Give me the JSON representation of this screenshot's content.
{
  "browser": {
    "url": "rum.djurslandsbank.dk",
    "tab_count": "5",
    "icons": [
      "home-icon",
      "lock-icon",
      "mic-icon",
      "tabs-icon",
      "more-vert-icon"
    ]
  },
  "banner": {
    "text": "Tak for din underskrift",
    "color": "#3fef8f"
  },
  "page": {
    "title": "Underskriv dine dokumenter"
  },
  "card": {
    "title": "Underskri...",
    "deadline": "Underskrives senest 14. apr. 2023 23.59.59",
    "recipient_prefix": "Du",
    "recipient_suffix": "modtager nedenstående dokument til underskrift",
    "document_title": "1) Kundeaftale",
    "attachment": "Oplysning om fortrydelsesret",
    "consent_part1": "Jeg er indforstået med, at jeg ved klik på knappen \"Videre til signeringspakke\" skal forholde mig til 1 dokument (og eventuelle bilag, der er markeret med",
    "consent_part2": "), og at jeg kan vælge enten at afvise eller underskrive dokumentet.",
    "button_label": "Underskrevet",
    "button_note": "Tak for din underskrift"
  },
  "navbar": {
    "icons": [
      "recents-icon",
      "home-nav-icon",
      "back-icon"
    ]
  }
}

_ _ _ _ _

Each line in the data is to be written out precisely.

Give me the JSON representation of this screenshot's content.
{
  "browser": {
    "url": "rum.djurslandsbank.dk",
    "tab_count": "5",
    "icons": [
      "home-icon",
      "lock-icon",
      "mic-icon",
      "tabs-icon",
      "more-vert-icon"
    ]
  },
  "banner": {
    "text": "Tak for din underskrift",
    "color": "#3fef8f"
  },
  "page": {
    "title": "Underskriv dine dokumenter"
  },
  "card": {
    "title": "Underskri...",
    "deadline": "Underskrives senest 14. apr. 2023 23.59.59",
    "recipient_prefix": "Du",
    "recipient_suffix": "modtager nedenstående dokument til underskrift",
    "document_title": "1) Kundeaftale",
    "attachment": "Oplysning om fortrydelsesret",
    "consent_part1": "Jeg er indforstået med, at jeg ved klik på knappen \"Videre til signeringspakke\" skal forholde mig til 1 dokument (og eventuelle bilag, der er markeret med",
    "consent_part2": "), og at jeg kan vælge enten at afvise eller underskrive dokumentet.",
    "button_label": "Underskrevet",
    "button_note": "Tak for din underskrift"
  },
  "navbar": {
    "icons": [
      "recents-icon",
      "home-nav-icon",
      "back-icon"
    ]
  }
}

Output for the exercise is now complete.